Whether its Brexit, the media or the panic buyers, it seems everyone is looking for someone or something to blame. But whose fault is it? Jonty Langley wonders if the problem is much bigger than most have imagined
Isn’t having someone to blame one of the sweetest guilty pleasures in life? And haven’t the last few days been brilliant for it?
The Great Petrol Panic of 2021 has given everyone an opportunity to blame whoever they like blaming, no matter our political beliefs.
Liberals have blamed Brexit and the Tories. Conservatives have blamed workshy drivers and spiteful Europeans. As the ultimate safe bet, Leftists have blamed capitalism. And many of us have just blamed ”The Media”.
Don’t get me wrong. People are awful. Particularly people who aren’t me. And the media, like all for-profit industries, will often put clicks, sales and serving the Hot Take Industrial Complex above the common good. But blaming them for petrol queues is wrong.
And before you roll your eyes, this isn’t one of those columns telling you that blaming anyone for anything is bad. Sometimes people or laws or systems are, in fact, to blame for a bad situation. The gentle knee-jerk reaction of some ‘nice’ Christians (who see blame or any complaint as sin) is just a self-righteous way of saying “I’m alright, Jack”. It’s okay to assign blame. Just do it right.
Blaming the media for reporting on a panic, though, is stupid. Reporting is literally their job. Blaming them for raising the risk of shortages before the panic is also a little hypocritical if you think Britain benefits from a free press. Apart from anything else, it’s 2021. Misinformation doesn’t need journalists to spread (check out your local Illuminati-watch / anti-vaxx Facebook group for more info).
So, is the current shortage just down to the sin of selfishness? That’s an easy conclusion to jump to, which is probably why so many people have settled on it (and the fact it helps us ‘not take sides’ doesn’t hurt). But before we scape that particular goat, let’s ask ourselves some questions.
Is panic buying really immoral or stupid? I’m not sure it always is.
If you know that something you need is about to run out, it is the most natural thing in the world to replace it. If it is going to be scarce for a while, it is pretty reasonable to stock up for the future. And the argument that a shortage of toilet paper or petrol is only being caused by people stocking up (or ‘panic buying’ to use the too-widely-applied judgemental term) doesn’t make the shortage disappear.
Scripture is ambivalent on this, of course – advocating wisdom and worldly preparedness in Proverbs, but warning against the futility of earthly stores or treasures in the New Testament. A general ethic of selflessness and restraint may be moral, but it can also mean real sacrifice.
It’s like in a disaster movie.
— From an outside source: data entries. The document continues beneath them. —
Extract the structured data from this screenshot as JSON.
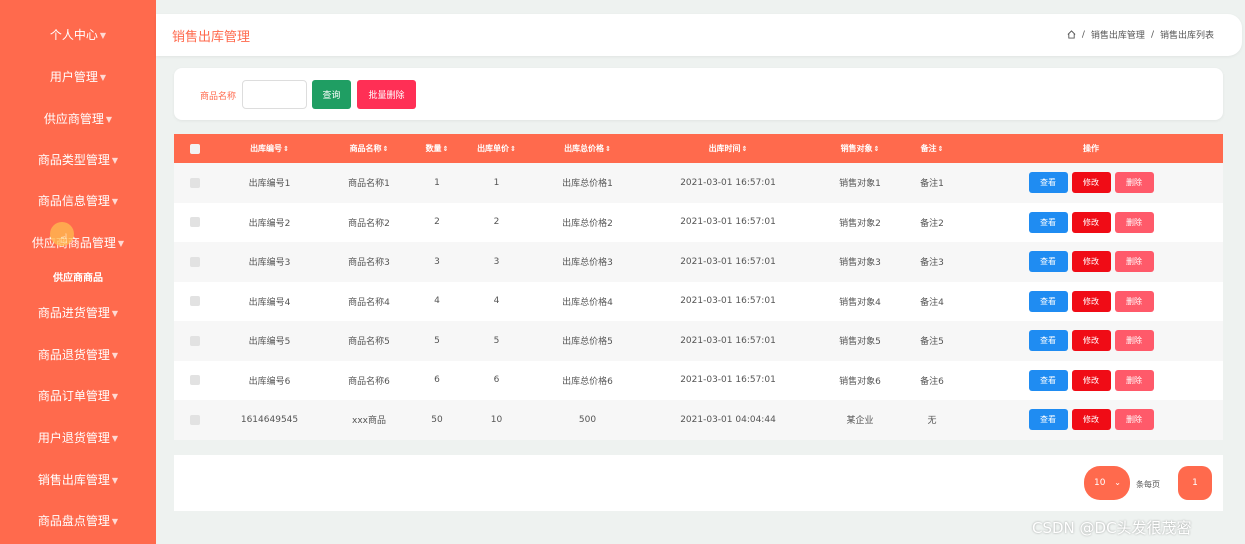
{
  "sidebar": {
    "items": [
      {
        "label": "个人中心"
      },
      {
        "label": "用户管理"
      },
      {
        "label": "供应商管理"
      },
      {
        "label": "商品类型管理"
      },
      {
        "label": "商品信息管理"
      },
      {
        "label": "供应商商品管理"
      },
      {
        "label": "商品进货管理"
      },
      {
        "label": "商品退货管理"
      },
      {
        "label": "商品订单管理"
      },
      {
        "label": "用户退货管理"
      },
      {
        "label": "销售出库管理"
      },
      {
        "label": "商品盘点管理"
      }
    ],
    "sub_item": "供应商商品",
    "arrow_icon": "triangle-down-icon",
    "color": "#ff6a4d"
  },
  "header": {
    "title": "销售出库管理",
    "breadcrumb": [
      "销售出库管理",
      "销售出库列表"
    ],
    "breadcrumb_sep": "/"
  },
  "search": {
    "label": "商品名称",
    "value": "",
    "placeholder": "",
    "query_label": "查询",
    "batch_delete_label": "批量删除"
  },
  "table": {
    "columns": [
      "出库编号",
      "商品名称",
      "数量",
      "出库单价",
      "出库总价格",
      "出库时间",
      "销售对象",
      "备注",
      "操作"
    ],
    "rows": [
      [
        "出库编号1",
        "商品名称1",
        "1",
        "1",
        "出库总价格1",
        "2021-03-01 16:57:01",
        "销售对象1",
        "备注1"
      ],
      [
        "出库编号2",
        "商品名称2",
        "2",
        "2",
        "出库总价格2",
        "2021-03-01 16:57:01",
        "销售对象2",
        "备注2"
      ],
      [
        "出库编号3",
        "商品名称3",
        "3",
        "3",
        "出库总价格3",
        "2021-03-01 16:57:01",
        "销售对象3",
        "备注3"
      ],
      [
        "出库编号4",
        "商品名称4",
        "4",
        "4",
        "出库总价格4",
        "2021-03-01 16:57:01",
        "销售对象4",
        "备注4"
      ],
      [
        "出库编号5",
        "商品名称5",
        "5",
        "5",
        "出库总价格5",
        "2021-03-01 16:57:01",
        "销售对象5",
        "备注5"
      ],
      [
        "出库编号6",
        "商品名称6",
        "6",
        "6",
        "出库总价格6",
        "2021-03-01 16:57:01",
        "销售对象6",
        "备注6"
      ],
      [
        "1614649545",
        "xxx商品",
        "50",
        "10",
        "500",
        "2021-03-01 04:04:44",
        "某企业",
        "无"
      ]
    ],
    "actions": {
      "view": "查看",
      "edit": "修改",
      "delete": "删除"
    },
    "colors": {
      "header": "#ff6a4d",
      "view": "#1f8cf2",
      "edit": "#f00c16",
      "delete": "#ff5a6a"
    }
  },
  "pager": {
    "page_size": "10",
    "per_page_label": "条每页",
    "current_page": "1"
  },
  "watermark": "CSDN @DC头发很茂密"
}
There’s always a scene where the roads are clogged up with people trying to escape, trapping everyone. Staying home and choosing to die rather than contribute to jammed escape routes may be heroic or ideally Christian, but does it make those wanting to live (and choosing not to sacrifice themselves) bad people?
Obviously, hoarding for profit is wrong (although someone really should tell Joseph that). But if we are more upset by ordinary people stocking up on pasta, petrol or bog-roll than billionaires hoarding money, we need to re-read James chapter 2. If we are okay with some people owning multiple homes just so that they can profit off other people needing a roof over their heads, why are we upset when others take more than they need right now out of legitimate worry and fear? I suspect it’s because we are conformed to the thinking of this world, which subtly tells us every day that there is a different standard for the wealthy and that weaponises our least Christlike traits to focus our ire on our neighbours rather than complex injustice.
our economic system is so obsessed with maximising profit that we have created a logistics landscape which has very little room for unusual events
The fact is: our economic system is so obsessed with maximising profit that we have created a logistics landscape which has very little room for unusual events – worshiping efficiency gains to the detriment of tolerances and stopgaps. Supermarkets don’t keep much stock on site because it’s not cost effective. Petrol stations operate on normal use predictions, with very little tolerance built in. There are good reasons for all this, but they mostly serve shareholder profit. And when something goes wrong, be it a driver shortage or a panic (whether reasonable or baseless), the system does not cope well.
Perhaps the benefits it delivers make these occasional blips worth it. Perhaps that makes it all alright. But what is not alright is blaming ordinary people for a system’s failure. Our struggle, after all, is not against flesh and blood. Maybe flesh and blood should not be the first thing we blame.
Christians should show restraint. But we should also have empathy for our neighbours and courage to see beyond the simplistic.